With the passage of this standard, employers in Virginia should begin preparing a plan to comply with these new workplace safety standards. Employers should immediately evaluate the potential hazards for COVID-19 exposure that employees face in performing different workplace tasks and classify those tasks in accordance with the standard.
Additionally, they should review existing policies related to COVID-19 and revise and update those policies as necessary, including with respect to employee reporting of potential COVID-19 symptoms, social distancing, workplace cleaning and sanitization, and the like.
Evaluation and modification of workplace configurations to ensure compliance with the regulations, including areas like break rooms and common spaces will also be necessary.

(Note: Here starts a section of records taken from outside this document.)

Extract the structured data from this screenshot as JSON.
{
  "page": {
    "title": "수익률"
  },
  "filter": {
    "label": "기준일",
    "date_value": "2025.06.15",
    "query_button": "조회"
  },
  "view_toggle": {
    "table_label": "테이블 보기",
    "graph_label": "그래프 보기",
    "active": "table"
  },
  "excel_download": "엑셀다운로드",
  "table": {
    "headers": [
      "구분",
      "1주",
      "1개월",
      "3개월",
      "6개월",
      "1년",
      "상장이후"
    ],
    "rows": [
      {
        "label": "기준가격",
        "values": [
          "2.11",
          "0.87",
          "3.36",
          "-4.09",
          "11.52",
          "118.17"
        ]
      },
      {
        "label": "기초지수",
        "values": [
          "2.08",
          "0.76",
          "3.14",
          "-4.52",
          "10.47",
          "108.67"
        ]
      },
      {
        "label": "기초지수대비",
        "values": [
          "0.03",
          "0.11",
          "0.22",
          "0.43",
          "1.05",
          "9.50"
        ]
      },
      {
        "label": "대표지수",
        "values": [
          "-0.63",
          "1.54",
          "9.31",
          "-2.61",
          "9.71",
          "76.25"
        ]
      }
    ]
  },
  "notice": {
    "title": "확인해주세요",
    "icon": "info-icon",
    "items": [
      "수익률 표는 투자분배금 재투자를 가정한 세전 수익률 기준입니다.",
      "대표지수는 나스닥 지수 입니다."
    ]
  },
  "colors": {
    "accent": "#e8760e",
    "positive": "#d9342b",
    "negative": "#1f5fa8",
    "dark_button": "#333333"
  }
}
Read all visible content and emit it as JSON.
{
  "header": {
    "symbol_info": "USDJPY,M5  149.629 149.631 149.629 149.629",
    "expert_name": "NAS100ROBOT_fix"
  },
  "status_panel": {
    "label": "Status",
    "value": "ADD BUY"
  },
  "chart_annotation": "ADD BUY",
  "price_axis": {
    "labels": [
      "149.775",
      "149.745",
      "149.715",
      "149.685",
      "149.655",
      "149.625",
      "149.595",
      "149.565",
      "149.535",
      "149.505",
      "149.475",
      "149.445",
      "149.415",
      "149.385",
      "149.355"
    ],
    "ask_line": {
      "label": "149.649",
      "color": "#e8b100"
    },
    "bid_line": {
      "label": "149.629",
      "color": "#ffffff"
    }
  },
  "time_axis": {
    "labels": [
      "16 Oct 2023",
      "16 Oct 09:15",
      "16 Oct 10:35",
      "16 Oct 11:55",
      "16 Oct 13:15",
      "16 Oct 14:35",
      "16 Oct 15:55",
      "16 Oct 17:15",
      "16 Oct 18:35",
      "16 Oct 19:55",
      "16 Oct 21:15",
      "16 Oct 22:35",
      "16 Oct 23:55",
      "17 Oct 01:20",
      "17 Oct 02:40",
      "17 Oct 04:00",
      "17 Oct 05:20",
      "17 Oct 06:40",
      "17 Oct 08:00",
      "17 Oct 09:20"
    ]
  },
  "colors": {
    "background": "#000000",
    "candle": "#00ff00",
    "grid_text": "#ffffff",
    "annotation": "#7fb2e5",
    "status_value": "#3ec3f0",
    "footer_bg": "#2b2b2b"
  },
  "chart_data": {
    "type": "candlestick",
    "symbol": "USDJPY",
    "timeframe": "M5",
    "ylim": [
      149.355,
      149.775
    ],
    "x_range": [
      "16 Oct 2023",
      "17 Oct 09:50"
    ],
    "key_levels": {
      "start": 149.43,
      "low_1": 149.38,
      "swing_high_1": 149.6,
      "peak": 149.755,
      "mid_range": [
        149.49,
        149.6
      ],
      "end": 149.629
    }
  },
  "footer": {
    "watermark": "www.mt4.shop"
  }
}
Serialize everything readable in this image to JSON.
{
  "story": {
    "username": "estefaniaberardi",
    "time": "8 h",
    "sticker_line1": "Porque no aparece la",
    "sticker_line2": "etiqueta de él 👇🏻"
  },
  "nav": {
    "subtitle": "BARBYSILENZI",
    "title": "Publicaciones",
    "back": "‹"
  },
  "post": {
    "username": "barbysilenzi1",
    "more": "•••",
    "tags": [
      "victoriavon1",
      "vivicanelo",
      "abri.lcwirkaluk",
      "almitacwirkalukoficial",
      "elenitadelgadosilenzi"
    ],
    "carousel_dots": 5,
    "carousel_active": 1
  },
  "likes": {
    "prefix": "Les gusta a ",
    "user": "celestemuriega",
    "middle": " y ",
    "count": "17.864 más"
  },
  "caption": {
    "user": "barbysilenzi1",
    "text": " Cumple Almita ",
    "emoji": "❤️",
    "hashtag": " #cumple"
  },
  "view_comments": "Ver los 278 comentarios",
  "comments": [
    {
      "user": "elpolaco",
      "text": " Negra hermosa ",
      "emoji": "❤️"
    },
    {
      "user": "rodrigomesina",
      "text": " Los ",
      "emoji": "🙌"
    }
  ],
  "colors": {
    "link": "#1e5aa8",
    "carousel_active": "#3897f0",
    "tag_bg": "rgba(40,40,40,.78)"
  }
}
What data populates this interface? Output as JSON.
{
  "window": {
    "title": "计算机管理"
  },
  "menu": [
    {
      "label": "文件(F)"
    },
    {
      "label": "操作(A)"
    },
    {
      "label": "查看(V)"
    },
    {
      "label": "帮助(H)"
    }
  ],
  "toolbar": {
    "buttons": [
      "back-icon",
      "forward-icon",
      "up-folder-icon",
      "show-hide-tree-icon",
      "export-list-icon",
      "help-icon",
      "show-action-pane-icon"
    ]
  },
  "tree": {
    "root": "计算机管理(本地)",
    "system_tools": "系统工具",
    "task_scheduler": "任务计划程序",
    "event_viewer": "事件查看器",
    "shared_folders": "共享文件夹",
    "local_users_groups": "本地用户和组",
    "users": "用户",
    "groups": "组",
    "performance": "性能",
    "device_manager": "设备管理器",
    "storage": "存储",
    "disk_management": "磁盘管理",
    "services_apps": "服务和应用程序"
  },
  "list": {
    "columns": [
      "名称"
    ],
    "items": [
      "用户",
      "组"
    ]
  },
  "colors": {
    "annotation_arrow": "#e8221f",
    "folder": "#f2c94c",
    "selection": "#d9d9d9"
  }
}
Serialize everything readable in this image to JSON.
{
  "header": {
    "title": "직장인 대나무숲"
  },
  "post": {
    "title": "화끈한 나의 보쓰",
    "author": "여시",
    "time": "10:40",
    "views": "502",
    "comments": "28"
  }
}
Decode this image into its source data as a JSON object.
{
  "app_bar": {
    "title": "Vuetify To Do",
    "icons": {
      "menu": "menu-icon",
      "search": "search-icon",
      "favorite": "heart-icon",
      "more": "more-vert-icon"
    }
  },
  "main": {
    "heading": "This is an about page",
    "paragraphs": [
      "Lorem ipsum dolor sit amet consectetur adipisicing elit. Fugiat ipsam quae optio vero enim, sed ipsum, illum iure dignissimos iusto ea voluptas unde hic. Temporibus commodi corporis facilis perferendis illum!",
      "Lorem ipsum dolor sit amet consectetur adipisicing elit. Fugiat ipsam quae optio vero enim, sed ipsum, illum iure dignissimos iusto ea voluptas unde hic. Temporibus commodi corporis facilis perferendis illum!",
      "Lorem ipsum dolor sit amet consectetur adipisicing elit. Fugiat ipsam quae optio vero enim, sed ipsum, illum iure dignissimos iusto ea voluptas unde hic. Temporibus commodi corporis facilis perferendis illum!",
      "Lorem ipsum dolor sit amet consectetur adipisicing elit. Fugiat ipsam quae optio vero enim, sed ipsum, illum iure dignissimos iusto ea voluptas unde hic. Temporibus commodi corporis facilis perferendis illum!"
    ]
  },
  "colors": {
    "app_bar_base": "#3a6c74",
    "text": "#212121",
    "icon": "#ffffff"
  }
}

Employers should also ensure the availability of necessary personal protective equipment, develop an infectious disease plan, and create and conduct necessary training within the time frames established in the standard where employees are performing tasks in the medium-, high- and/or very-high-risk categories.
Finally, employers should document all changes to plans, policies and procedures taken in order to comply with the standard.
Even employers outside of Virginia may consider implementing some of the requirements set forth in the standard as well, albeit on a voluntary basis.
Many of the mandates in Virginia’s emergency standard mirror existing guidance from OSHA and the CDC. However, failing to follow the standard where it is more expansive than CDC guidelines may result in an enforcement action and possible penalties for noncompliance. Further, although Virginia is the first state to pass enforceable workplace standards, other states may soon follow suit.
Jon Snare is a partner at Morgan Lewis & Bockius LLP. He previously served as deputy and acting solicitor of labor at the U.S. Department of Labor, and as acting and deputy assistant secretary of labor at OSHA.
Kaiser Chowdhry is an associate at the firm.
Alana Genderson is an associate at the firm.
Liliya Kramer and Matthew Sharbaugh, associates at the firm, contributed to this article.
The opinions expressed are those of the author(s) and do not necessarily reflect the views of the firm, its clients, or Portfolio Media Inc., or any of its or their respective affiliates. This article is for general information purposes and is not intended to be and should not be taken as legal advice.
For a reprint of this article, please contact firstname.lastname@example.org.